(Dataset items)
- Opening Delimiter -
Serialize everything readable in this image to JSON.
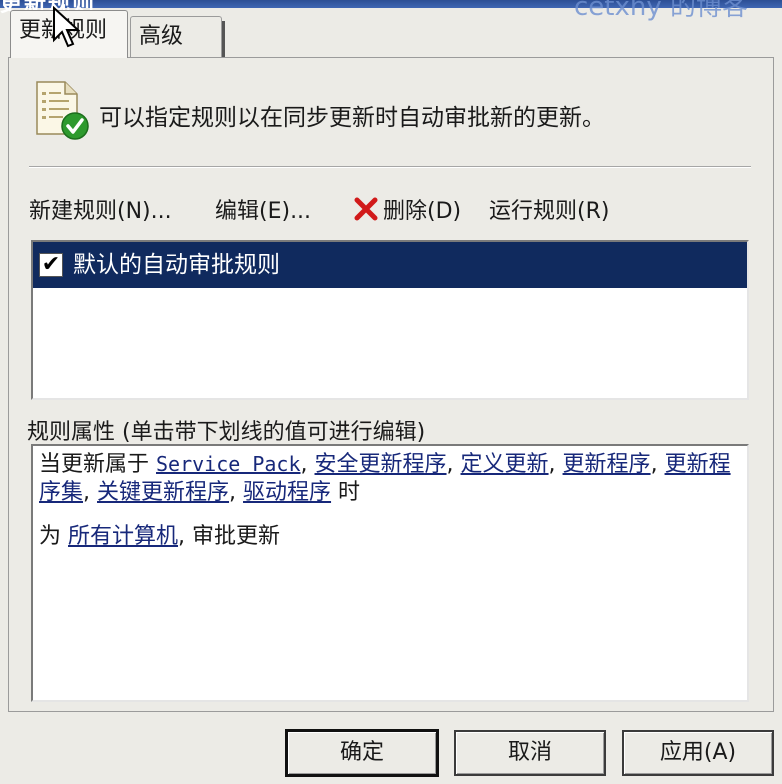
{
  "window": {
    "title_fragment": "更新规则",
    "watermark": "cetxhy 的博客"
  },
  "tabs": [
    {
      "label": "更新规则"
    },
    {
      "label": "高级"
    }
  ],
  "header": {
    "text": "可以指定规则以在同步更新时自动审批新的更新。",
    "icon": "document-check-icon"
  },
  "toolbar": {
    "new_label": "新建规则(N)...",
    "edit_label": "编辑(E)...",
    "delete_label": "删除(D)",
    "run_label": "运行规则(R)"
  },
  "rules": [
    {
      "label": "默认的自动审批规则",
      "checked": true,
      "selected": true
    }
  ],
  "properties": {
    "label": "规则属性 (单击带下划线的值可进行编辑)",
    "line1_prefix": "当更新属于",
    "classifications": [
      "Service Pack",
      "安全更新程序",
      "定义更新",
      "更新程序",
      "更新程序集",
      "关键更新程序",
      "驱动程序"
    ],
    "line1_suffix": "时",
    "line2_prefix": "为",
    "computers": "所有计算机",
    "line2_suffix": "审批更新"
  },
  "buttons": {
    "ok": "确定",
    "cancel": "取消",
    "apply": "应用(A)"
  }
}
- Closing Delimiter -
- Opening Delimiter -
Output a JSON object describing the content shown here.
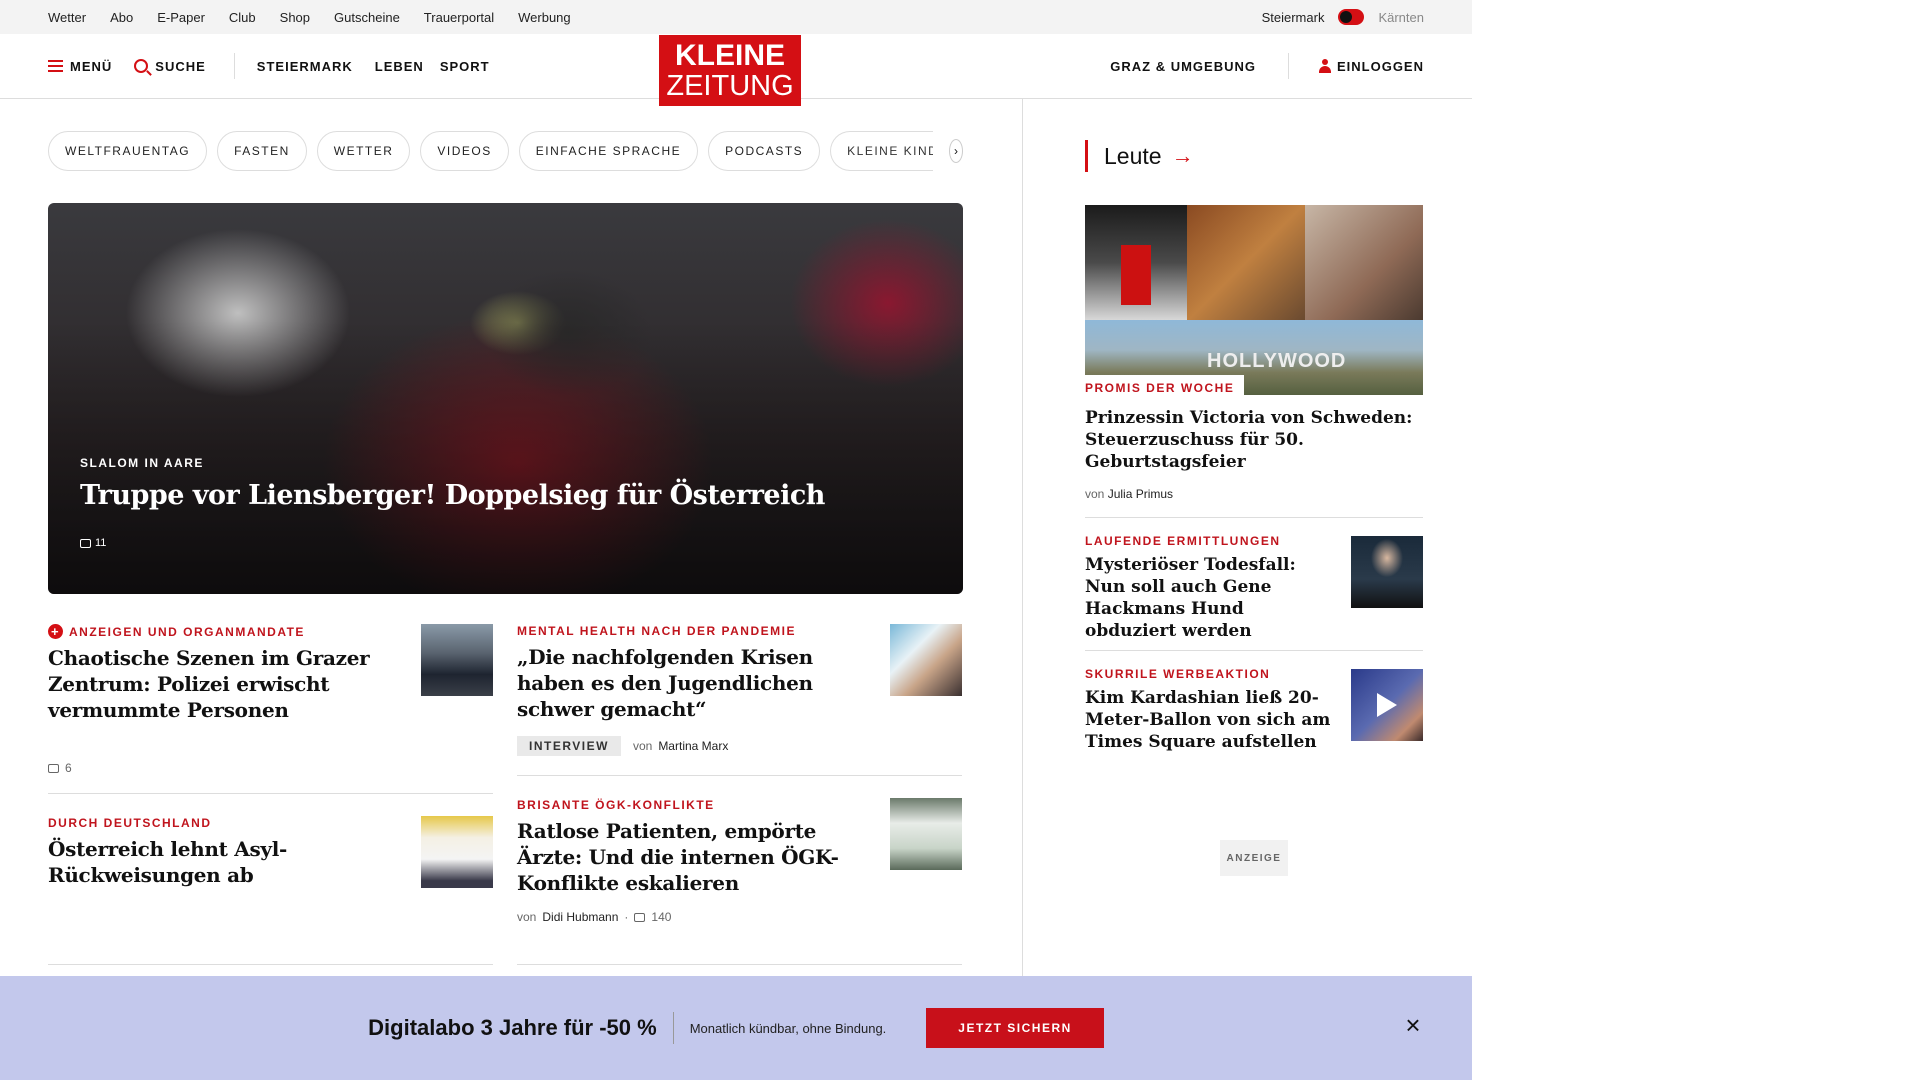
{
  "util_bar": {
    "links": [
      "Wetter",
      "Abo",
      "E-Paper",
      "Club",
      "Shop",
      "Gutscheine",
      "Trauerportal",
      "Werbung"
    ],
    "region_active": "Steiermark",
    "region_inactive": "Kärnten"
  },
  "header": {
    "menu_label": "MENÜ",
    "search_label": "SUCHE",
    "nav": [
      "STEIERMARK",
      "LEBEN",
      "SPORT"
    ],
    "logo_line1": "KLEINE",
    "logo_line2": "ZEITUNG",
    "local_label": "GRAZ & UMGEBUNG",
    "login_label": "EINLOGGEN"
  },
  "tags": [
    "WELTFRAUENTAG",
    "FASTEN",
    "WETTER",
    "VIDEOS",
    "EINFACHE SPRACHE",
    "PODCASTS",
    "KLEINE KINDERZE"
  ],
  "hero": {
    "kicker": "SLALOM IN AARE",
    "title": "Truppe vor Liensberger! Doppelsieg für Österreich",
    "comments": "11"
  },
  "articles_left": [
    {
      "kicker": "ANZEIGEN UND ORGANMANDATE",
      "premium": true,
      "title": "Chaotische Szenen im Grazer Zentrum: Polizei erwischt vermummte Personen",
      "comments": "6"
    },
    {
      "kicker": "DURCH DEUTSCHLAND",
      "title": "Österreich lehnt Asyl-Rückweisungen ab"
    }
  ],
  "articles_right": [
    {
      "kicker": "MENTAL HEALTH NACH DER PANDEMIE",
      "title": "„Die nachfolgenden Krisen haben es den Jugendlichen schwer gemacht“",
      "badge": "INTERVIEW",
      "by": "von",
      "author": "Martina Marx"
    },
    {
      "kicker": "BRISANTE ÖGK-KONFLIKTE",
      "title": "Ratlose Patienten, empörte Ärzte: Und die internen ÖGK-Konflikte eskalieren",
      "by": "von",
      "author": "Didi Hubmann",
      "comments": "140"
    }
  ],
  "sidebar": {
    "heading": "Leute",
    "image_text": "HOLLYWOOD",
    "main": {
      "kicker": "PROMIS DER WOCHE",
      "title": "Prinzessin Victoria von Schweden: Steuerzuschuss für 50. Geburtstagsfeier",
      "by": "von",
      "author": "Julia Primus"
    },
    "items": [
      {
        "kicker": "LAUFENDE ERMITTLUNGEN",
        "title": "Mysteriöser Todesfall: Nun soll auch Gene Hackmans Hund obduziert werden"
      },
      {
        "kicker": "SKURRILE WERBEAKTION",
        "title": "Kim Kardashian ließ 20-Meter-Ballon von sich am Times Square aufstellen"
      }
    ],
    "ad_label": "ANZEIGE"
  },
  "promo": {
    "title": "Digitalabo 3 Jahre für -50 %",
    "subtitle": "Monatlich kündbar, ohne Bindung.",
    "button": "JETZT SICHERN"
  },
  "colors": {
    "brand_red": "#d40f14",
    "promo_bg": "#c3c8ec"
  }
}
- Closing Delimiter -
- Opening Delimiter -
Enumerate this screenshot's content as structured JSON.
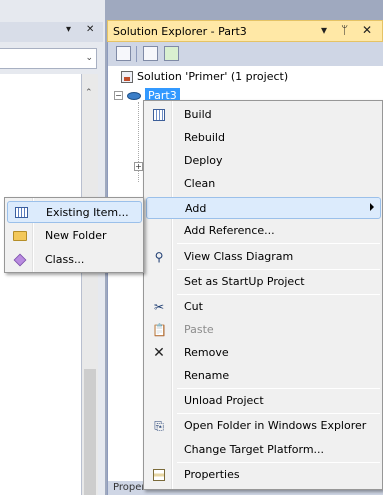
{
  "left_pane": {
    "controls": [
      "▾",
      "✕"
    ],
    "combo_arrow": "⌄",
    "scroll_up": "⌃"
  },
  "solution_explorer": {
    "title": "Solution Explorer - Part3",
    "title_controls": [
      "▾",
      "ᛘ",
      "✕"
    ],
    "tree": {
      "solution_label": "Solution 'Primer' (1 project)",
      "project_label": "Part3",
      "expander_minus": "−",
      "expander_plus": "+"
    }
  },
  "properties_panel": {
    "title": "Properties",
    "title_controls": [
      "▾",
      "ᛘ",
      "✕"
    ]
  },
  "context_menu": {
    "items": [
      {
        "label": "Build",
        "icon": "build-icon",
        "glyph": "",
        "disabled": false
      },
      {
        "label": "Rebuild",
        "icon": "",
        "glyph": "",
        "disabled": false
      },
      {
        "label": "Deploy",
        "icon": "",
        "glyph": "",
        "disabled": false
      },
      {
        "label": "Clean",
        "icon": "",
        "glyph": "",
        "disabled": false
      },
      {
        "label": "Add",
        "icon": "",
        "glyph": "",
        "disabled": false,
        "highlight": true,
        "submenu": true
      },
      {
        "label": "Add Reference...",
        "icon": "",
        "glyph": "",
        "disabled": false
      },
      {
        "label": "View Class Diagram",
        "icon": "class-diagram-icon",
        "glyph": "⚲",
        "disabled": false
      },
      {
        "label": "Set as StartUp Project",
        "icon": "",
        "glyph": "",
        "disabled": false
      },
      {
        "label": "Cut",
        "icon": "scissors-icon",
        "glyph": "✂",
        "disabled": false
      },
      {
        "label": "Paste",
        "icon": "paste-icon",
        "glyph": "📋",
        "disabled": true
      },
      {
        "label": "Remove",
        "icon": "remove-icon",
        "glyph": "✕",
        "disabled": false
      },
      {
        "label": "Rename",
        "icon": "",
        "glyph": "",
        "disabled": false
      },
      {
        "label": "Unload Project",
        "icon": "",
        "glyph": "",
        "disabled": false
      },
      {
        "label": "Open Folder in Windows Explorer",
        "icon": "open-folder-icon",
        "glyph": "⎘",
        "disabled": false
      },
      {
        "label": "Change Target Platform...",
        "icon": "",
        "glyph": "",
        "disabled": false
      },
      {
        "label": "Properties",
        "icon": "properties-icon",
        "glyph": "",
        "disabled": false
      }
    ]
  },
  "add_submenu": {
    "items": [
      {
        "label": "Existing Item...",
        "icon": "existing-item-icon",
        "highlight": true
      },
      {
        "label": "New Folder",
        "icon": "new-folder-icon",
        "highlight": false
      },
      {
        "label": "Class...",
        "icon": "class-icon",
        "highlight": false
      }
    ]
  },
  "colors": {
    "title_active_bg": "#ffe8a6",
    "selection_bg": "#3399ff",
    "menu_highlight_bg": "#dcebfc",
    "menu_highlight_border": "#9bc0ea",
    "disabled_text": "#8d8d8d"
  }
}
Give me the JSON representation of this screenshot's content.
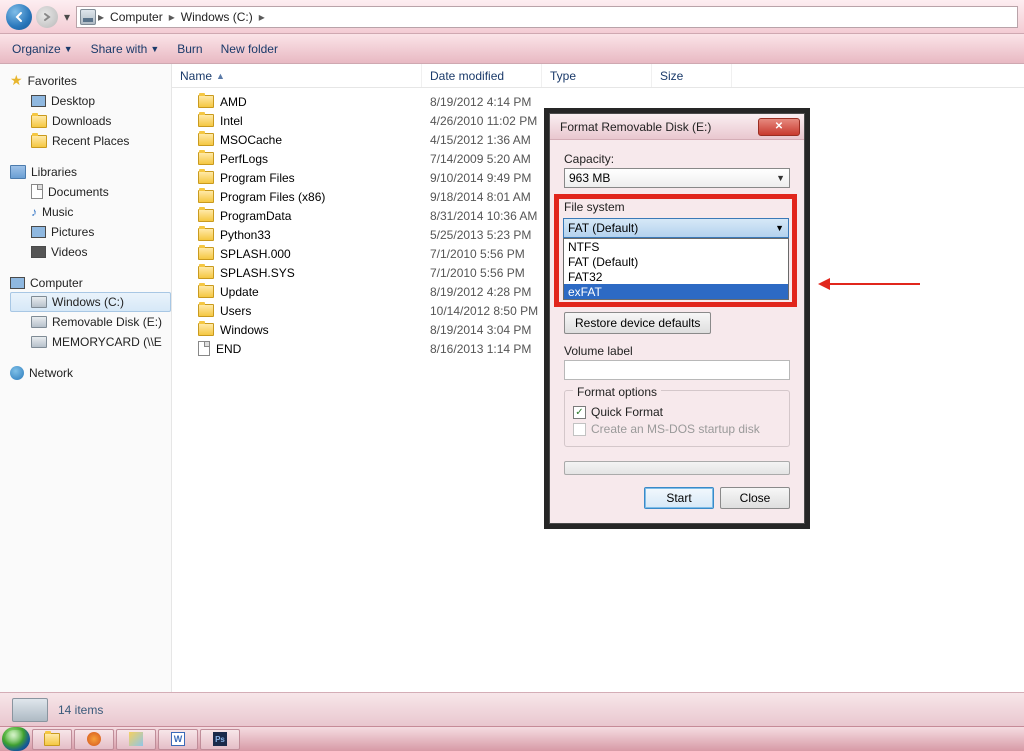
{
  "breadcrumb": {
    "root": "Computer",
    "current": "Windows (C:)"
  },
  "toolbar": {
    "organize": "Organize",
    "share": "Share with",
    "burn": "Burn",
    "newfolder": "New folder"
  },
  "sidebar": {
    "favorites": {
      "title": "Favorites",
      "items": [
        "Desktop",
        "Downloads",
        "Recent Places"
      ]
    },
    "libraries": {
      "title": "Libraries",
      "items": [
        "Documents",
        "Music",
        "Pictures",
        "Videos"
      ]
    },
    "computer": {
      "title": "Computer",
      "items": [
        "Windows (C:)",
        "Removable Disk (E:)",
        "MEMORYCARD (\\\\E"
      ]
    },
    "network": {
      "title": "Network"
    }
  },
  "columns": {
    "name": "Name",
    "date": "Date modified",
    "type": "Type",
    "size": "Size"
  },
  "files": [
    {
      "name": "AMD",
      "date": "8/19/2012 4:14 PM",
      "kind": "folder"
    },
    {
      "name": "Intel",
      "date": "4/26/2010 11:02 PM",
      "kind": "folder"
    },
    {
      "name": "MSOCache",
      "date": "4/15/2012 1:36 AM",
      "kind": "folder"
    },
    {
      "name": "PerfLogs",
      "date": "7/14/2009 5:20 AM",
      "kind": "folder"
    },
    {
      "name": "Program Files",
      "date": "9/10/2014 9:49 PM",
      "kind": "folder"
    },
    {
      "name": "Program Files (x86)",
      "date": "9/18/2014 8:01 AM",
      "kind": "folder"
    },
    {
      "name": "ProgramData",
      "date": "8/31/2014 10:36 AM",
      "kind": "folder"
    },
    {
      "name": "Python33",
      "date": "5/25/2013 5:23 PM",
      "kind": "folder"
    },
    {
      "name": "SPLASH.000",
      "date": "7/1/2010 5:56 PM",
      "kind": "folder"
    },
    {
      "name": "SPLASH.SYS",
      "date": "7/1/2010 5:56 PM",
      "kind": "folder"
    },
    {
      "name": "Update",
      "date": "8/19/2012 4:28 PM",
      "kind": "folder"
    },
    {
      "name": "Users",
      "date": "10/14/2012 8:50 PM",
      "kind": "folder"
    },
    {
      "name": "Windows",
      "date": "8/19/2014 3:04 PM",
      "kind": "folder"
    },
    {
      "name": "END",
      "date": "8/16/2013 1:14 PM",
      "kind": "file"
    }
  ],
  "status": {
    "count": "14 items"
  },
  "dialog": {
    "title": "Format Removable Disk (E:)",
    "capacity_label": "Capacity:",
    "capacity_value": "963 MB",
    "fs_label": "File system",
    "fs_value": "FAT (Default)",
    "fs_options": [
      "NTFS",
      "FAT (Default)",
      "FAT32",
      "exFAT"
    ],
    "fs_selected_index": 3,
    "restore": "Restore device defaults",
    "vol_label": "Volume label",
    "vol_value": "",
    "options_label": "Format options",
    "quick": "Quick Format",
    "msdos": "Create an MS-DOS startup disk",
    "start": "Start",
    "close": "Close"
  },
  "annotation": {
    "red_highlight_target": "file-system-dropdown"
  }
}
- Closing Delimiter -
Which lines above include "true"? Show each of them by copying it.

      "checked": true,
      "selected": true
      "premium": true,
        "highlight": true,
        "submenu": true
        "disabled": true
        "highlight": true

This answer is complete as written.